(Records from a collection)

◇ ◇ ◇

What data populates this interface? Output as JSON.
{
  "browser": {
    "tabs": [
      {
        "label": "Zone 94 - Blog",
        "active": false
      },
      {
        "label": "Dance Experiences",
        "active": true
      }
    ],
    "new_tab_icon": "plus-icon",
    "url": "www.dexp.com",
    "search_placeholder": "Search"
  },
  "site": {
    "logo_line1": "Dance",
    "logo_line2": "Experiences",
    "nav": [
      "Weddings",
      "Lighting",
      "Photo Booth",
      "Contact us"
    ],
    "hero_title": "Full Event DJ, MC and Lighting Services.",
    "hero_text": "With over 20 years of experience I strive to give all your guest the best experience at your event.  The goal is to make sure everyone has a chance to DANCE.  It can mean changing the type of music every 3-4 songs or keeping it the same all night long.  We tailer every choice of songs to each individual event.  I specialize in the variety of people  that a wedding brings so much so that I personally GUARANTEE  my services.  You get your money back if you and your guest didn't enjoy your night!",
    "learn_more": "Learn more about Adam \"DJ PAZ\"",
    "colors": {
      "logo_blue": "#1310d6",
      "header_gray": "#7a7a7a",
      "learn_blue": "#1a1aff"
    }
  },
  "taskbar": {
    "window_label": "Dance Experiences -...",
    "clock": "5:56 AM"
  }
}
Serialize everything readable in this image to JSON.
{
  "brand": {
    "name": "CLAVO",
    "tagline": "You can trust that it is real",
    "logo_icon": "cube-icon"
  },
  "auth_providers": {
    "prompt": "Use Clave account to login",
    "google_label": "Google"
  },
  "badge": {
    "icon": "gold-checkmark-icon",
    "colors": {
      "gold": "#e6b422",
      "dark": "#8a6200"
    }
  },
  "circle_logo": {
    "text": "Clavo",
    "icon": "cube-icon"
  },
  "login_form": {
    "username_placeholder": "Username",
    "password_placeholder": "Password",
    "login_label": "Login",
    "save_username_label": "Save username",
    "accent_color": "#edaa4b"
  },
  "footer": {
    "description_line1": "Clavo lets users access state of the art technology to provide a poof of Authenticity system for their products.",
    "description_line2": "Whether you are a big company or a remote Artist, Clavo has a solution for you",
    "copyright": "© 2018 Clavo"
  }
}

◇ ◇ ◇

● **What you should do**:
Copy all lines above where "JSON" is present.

● **Your solution**:
What data populates this interface? Output as JSON.
Serialize everything readable in this image to JSON.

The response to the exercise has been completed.